He responded by sending me a nice message through the site and asked if we could get together. I said I would think about it and let him know I was hesitant due to his previous communications and behavior. “I can understand that,” he wrote and asked if he could have a do-over. Later that day, I message him that we could have a drink sometime. This is when the leopard’s spots reappeared.

The evidence via messages:

January 4:

Nadia: Okay, we can meet for a drink some time.

January 6:

M: okay will look at my schedule to fit into  yours

Nadia: Okay (smiley face)

Friday, January 19:

Comment: Notice the time span. No response from Mr. M after 13 days. So I messaged him (I know what you’re thinking):

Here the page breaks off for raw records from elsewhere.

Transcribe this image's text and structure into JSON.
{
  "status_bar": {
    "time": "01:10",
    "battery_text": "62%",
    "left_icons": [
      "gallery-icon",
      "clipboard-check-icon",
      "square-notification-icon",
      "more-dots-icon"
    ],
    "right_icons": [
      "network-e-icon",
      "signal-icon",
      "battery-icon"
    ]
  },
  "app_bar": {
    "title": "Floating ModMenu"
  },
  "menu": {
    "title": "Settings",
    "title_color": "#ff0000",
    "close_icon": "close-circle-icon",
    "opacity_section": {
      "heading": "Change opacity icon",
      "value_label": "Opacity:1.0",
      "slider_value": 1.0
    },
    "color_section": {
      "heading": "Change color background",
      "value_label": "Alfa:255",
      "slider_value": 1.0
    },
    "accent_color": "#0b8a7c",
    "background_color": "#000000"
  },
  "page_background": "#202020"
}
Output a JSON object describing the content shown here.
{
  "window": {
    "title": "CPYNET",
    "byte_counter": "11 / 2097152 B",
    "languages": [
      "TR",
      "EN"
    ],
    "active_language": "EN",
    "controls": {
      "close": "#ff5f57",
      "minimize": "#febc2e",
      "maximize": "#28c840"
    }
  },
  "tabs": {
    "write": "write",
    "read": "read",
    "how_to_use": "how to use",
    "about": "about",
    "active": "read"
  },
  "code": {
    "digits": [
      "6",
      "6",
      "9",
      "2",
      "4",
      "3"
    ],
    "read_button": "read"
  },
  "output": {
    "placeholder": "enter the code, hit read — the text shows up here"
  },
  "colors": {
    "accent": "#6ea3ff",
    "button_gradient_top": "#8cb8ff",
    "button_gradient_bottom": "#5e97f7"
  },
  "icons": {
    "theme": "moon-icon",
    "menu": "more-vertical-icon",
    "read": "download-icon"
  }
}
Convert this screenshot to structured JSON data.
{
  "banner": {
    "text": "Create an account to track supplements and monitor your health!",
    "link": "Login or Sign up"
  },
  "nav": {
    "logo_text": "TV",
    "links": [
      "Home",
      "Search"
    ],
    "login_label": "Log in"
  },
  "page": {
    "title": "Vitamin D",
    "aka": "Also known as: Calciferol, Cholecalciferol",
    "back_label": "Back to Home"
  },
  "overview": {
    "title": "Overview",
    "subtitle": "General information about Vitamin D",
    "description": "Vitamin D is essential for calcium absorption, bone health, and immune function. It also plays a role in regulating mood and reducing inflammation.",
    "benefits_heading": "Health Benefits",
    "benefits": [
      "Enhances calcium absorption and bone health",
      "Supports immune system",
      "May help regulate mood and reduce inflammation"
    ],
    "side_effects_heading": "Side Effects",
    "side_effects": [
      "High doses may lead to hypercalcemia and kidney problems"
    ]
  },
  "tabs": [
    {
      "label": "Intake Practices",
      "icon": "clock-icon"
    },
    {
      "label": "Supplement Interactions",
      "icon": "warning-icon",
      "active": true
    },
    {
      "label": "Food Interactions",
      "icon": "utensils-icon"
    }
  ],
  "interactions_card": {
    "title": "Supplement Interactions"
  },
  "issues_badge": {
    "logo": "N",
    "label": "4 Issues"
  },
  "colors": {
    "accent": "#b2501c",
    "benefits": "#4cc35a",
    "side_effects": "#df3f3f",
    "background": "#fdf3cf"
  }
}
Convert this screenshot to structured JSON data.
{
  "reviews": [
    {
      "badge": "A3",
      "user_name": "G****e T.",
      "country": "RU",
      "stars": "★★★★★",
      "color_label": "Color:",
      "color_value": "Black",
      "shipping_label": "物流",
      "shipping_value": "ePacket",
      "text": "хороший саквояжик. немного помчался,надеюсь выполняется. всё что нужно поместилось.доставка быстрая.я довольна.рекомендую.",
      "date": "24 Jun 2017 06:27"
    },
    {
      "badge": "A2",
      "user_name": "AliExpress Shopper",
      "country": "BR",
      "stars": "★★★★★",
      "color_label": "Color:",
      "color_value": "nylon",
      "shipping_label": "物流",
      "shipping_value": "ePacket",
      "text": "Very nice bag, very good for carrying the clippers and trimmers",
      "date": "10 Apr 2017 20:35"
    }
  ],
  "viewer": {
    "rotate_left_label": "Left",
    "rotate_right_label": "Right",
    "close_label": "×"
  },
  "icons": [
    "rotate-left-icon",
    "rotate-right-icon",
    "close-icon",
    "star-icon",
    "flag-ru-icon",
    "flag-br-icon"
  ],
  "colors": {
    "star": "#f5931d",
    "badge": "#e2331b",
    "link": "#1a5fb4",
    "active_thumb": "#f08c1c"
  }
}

Nadia: Hi, Not sure if I misinterpreted your last message, but I thought you were going to suggest a day to meet. Anyway, thought I would check in to say that.

About 4:30 p.m. on January 19th:

M: I got back in town thursday. was overseas working. What are you doing this evening

January 19 (continued):

I didn’t see his message on the site and then he phoned me. I missed his call. He left a voicemail and I called him back 30 minutes later.

Again, note the timespan. I returned his call on Jan. 19. On Feb. 2, he sent me a message through Zoosk saying he’d been traveling for work, then had to attend an out of town funeral, and after that “things were on the move with work locally.”   “I will try and call you shortly,” he wrote.

“I don’t think that explains why you didn’t return my call of 2 weeks ago…you were in town then,” I replied. “It seems like you are playing a game, perhaps just being a breadcrumber – look up this dating term. It describes the way you have behaved with me.”

Epilogue: As expected, there was no response from Mr. M. This is finally the end of the Mr. Hot N’ Cold story unless it’s not.

#Rejecting Men who are Not for Me

Last month I went out with a very nice man, Mr. ZZ, despite the fact he had the same first and middle names as my ex. That was almost enough to put me off but I decided to go for it. Based on his photos, I was worried I wouldn’t be attracted to him. I thought, “Maybe I’m too picky” and agreed to meet for a happy hour.

We had a “pleasant” time, no conversation lapses but it started to feel a bit strained toward the end of the hour. There was not a whiff of chemistry on my part. He didn’t have the kind of male energy that I like.

I sensed Mr. ZZ liked me but I could tell he was shy and at the end of our date he shook my hand goodbye. He viewed me several times over the next few days but did not reach out for a second date. I think he was waiting for me to “view” him back but I didn’t want to encourage him. I vacillated a couple of times and thought maybe I should give it another go but ultimately let it fade away.

#Wondering whether I’m too Picky

See above encounter with Mr. ZZ.

#Wondering whether I’m not Picky Enough

I could cite any of a number of conversations with men whom I clearly have little in common with other than we are both breathing.

#People in their 60s are having the best sex

Send one of the men surveyed directly to me.

#Valentine’s Day Hype

I suggest an alternate “Galentines” Day for women to celebrate with friends.

Until next week, happy dating or not dating.